SuperH logo.svg

The SuperH (or SH) is a family of microprocessors, originally developed by Hitachi during the 1990s as the successor to the H8 family, and now supported by Renesas. They were notable for their time as being capable, yet relatively cheap units with low power consumption.

The SuperH family was introduced in 1992.[1] It was the first CPU to support an efficient Thumb-like instruction set (with single-cycle instructions) and hardware support for multiply–accumulate (MAC) operations (two cycles per MAC operation). Between 1994 and 1996, 35.1 million SuperH devices were shipped worldwide, with a 32% share of the microprocessor market in 1996.[2]

Sega has used SuperH chips as the central processing unit for a number of video game consoles and arcade machines:

  • SH-1: Used on the Sega Saturn console to control the CD-drive and to check copy protection on game discs. Also used in Sega H1 Board as a sub processor.
  • SH-2: The main processor behind both the Sega 32X and Sega Saturn. Both consoles used two SH-2 processors in parallel.
  • SH-3: Not used in any Sega systems. The SH-3 was adopted by the Japan Aerospace Exploration Agency (JAXA) to power the Hayabusa spacecraft (which traveled 6 billion km)[3] and MINERVA rover.[4]
  • SH-4: Used in the Sega Dreamcast console and arcade systems such as the NAOMI, Hikaru and NAOMI 2. It was particularly suited for 3D graphics, capable of calculating 1.4 GFLOPS and more than 10 million lit polygons per second.[5] The SH-4 was introduced in 1997.[2] It was the first CPU with 4D vector instructions, nearly a decade before the PowerPC VMX128 (2005) and Intel SSE4 (2006) instruction sets.

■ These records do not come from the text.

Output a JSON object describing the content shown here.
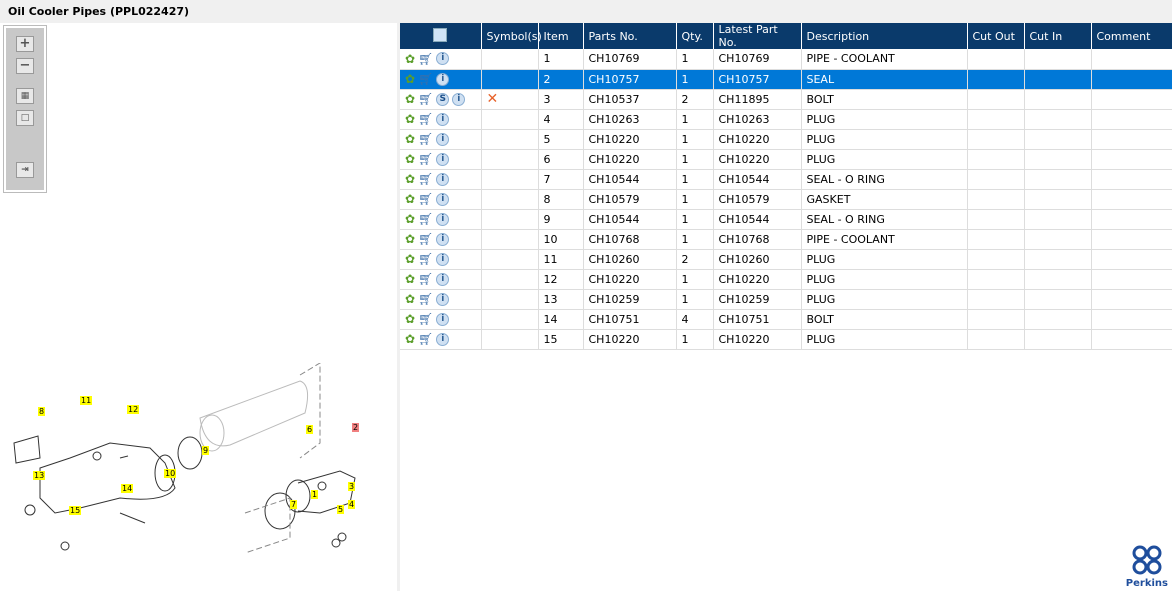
{
  "title": "Oil Cooler Pipes (PPL022427)",
  "toolbar": {
    "zoom_in": "+",
    "zoom_out": "−"
  },
  "table": {
    "columns": [
      "",
      "Symbol(s)",
      "Item",
      "Parts No.",
      "Qty.",
      "Latest Part No.",
      "Description",
      "Cut Out",
      "Cut In",
      "Comment"
    ],
    "selected_item": "2",
    "rows": [
      {
        "item": "1",
        "part": "CH10769",
        "qty": "1",
        "latest": "CH10769",
        "desc": "PIPE - COOLANT",
        "s": false,
        "x": false
      },
      {
        "item": "2",
        "part": "CH10757",
        "qty": "1",
        "latest": "CH10757",
        "desc": "SEAL",
        "s": false,
        "x": false
      },
      {
        "item": "3",
        "part": "CH10537",
        "qty": "2",
        "latest": "CH11895",
        "desc": "BOLT",
        "s": true,
        "x": true
      },
      {
        "item": "4",
        "part": "CH10263",
        "qty": "1",
        "latest": "CH10263",
        "desc": "PLUG",
        "s": false,
        "x": false
      },
      {
        "item": "5",
        "part": "CH10220",
        "qty": "1",
        "latest": "CH10220",
        "desc": "PLUG",
        "s": false,
        "x": false
      },
      {
        "item": "6",
        "part": "CH10220",
        "qty": "1",
        "latest": "CH10220",
        "desc": "PLUG",
        "s": false,
        "x": false
      },
      {
        "item": "7",
        "part": "CH10544",
        "qty": "1",
        "latest": "CH10544",
        "desc": "SEAL - O RING",
        "s": false,
        "x": false
      },
      {
        "item": "8",
        "part": "CH10579",
        "qty": "1",
        "latest": "CH10579",
        "desc": "GASKET",
        "s": false,
        "x": false
      },
      {
        "item": "9",
        "part": "CH10544",
        "qty": "1",
        "latest": "CH10544",
        "desc": "SEAL - O RING",
        "s": false,
        "x": false
      },
      {
        "item": "10",
        "part": "CH10768",
        "qty": "1",
        "latest": "CH10768",
        "desc": "PIPE - COOLANT",
        "s": false,
        "x": false
      },
      {
        "item": "11",
        "part": "CH10260",
        "qty": "2",
        "latest": "CH10260",
        "desc": "PLUG",
        "s": false,
        "x": false
      },
      {
        "item": "12",
        "part": "CH10220",
        "qty": "1",
        "latest": "CH10220",
        "desc": "PLUG",
        "s": false,
        "x": false
      },
      {
        "item": "13",
        "part": "CH10259",
        "qty": "1",
        "latest": "CH10259",
        "desc": "PLUG",
        "s": false,
        "x": false
      },
      {
        "item": "14",
        "part": "CH10751",
        "qty": "4",
        "latest": "CH10751",
        "desc": "BOLT",
        "s": false,
        "x": false
      },
      {
        "item": "15",
        "part": "CH10220",
        "qty": "1",
        "latest": "CH10220",
        "desc": "PLUG",
        "s": false,
        "x": false
      }
    ]
  },
  "callouts": [
    "11",
    "12",
    "8",
    "9",
    "10",
    "13",
    "14",
    "15",
    "6",
    "2",
    "1",
    "3",
    "4",
    "5",
    "7"
  ],
  "logo": {
    "text": "Perkins"
  },
  "colors": {
    "header": "#0a3a6b",
    "selected": "#0078d7"
  }
}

SH-3 and SH-5 chips also belong to the family, but were never utilized by Sega. Towards the early 2000s, the family had perhaps out-lived its potential in video gaming, however the technology continues to see widespread use in other forms of electronics. For example, the SuperH instruction set was adapted for the ARM architecture's Thumb instruction set.